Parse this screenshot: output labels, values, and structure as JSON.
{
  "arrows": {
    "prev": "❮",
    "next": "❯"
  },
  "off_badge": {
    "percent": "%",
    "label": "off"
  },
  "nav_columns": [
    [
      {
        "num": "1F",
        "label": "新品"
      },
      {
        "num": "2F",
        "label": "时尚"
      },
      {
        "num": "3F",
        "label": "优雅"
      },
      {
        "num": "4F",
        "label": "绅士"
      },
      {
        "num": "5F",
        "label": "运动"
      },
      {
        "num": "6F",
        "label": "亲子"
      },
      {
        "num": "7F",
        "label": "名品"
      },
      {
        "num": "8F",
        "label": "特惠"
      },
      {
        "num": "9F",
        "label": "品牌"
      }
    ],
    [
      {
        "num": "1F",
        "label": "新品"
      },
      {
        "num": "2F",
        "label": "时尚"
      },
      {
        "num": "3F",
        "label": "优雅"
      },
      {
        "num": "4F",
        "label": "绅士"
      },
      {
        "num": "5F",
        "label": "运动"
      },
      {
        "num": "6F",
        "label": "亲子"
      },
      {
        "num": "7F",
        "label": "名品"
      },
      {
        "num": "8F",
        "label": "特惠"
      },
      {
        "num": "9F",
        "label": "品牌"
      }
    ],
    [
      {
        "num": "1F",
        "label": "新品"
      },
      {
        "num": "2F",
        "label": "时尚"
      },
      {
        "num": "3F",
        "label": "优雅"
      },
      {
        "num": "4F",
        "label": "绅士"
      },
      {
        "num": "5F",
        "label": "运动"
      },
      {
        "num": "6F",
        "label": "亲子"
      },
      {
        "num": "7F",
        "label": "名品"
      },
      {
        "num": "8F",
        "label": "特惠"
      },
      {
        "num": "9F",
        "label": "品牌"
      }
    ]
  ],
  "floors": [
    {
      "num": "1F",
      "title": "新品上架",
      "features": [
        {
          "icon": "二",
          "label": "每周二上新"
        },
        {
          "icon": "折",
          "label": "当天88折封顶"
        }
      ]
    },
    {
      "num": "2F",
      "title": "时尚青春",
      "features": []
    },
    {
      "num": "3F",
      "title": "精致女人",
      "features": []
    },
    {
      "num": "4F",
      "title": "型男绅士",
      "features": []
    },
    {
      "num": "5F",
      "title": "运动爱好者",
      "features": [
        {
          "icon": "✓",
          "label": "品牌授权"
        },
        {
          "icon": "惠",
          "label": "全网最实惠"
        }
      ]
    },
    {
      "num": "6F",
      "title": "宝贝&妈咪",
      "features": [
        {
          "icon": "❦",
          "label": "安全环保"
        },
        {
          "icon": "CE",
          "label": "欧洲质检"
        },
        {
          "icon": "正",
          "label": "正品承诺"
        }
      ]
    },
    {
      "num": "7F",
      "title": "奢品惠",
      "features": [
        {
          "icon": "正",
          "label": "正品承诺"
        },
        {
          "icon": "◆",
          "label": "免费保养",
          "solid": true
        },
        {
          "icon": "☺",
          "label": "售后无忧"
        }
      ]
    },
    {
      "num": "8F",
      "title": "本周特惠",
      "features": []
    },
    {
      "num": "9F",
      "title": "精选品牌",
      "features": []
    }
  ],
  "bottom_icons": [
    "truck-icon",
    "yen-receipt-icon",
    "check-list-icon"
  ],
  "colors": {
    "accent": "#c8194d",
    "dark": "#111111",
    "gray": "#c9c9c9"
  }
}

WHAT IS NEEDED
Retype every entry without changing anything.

EXERCISE SOLUTION
Parse this screenshot: output labels, values, and structure as JSON.
{
  "arrows": {
    "prev": "❮",
    "next": "❯"
  },
  "off_badge": {
    "percent": "%",
    "label": "off"
  },
  "nav_columns": [
    [
      {
        "num": "1F",
        "label": "新品"
      },
      {
        "num": "2F",
        "label": "时尚"
      },
      {
        "num": "3F",
        "label": "优雅"
      },
      {
        "num": "4F",
        "label": "绅士"
      },
      {
        "num": "5F",
        "label": "运动"
      },
      {
        "num": "6F",
        "label": "亲子"
      },
      {
        "num": "7F",
        "label": "名品"
      },
      {
        "num": "8F",
        "label": "特惠"
      },
      {
        "num": "9F",
        "label": "品牌"
      }
    ],
    [
      {
        "num": "1F",
        "label": "新品"
      },
      {
        "num": "2F",
        "label": "时尚"
      },
      {
        "num": "3F",
        "label": "优雅"
      },
      {
        "num": "4F",
        "label": "绅士"
      },
      {
        "num": "5F",
        "label": "运动"
      },
      {
        "num": "6F",
        "label": "亲子"
      },
      {
        "num": "7F",
        "label": "名品"
      },
      {
        "num": "8F",
        "label": "特惠"
      },
      {
        "num": "9F",
        "label": "品牌"
      }
    ],
    [
      {
        "num": "1F",
        "label": "新品"
      },
      {
        "num": "2F",
        "label": "时尚"
      },
      {
        "num": "3F",
        "label": "优雅"
      },
      {
        "num": "4F",
        "label": "绅士"
      },
      {
        "num": "5F",
        "label": "运动"
      },
      {
        "num": "6F",
        "label": "亲子"
      },
      {
        "num": "7F",
        "label": "名品"
      },
      {
        "num": "8F",
        "label": "特惠"
      },
      {
        "num": "9F",
        "label": "品牌"
      }
    ]
  ],
  "floors": [
    {
      "num": "1F",
      "title": "新品上架",
      "features": [
        {
          "icon": "二",
          "label": "每周二上新"
        },
        {
          "icon": "折",
          "label": "当天88折封顶"
        }
      ]
    },
    {
      "num": "2F",
      "title": "时尚青春",
      "features": []
    },
    {
      "num": "3F",
      "title": "精致女人",
      "features": []
    },
    {
      "num": "4F",
      "title": "型男绅士",
      "features": []
    },
    {
      "num": "5F",
      "title": "运动爱好者",
      "features": [
        {
          "icon": "✓",
          "label": "品牌授权"
        },
        {
          "icon": "惠",
          "label": "全网最实惠"
        }
      ]
    },
    {
      "num": "6F",
      "title": "宝贝&妈咪",
      "features": [
        {
          "icon": "❦",
          "label": "安全环保"
        },
        {
          "icon": "CE",
          "label": "欧洲质检"
        },
        {
          "icon": "正",
          "label": "正品承诺"
        }
      ]
    },
    {
      "num": "7F",
      "title": "奢品惠",
      "features": [
        {
          "icon": "正",
          "label": "正品承诺"
        },
        {
          "icon": "◆",
          "label": "免费保养",
          "solid": true
        },
        {
          "icon": "☺",
          "label": "售后无忧"
        }
      ]
    },
    {
      "num": "8F",
      "title": "本周特惠",
      "features": []
    },
    {
      "num": "9F",
      "title": "精选品牌",
      "features": []
    }
  ],
  "bottom_icons": [
    "truck-icon",
    "yen-receipt-icon",
    "check-list-icon"
  ],
  "colors": {
    "accent": "#c8194d",
    "dark": "#111111",
    "gray": "#c9c9c9"
  }
}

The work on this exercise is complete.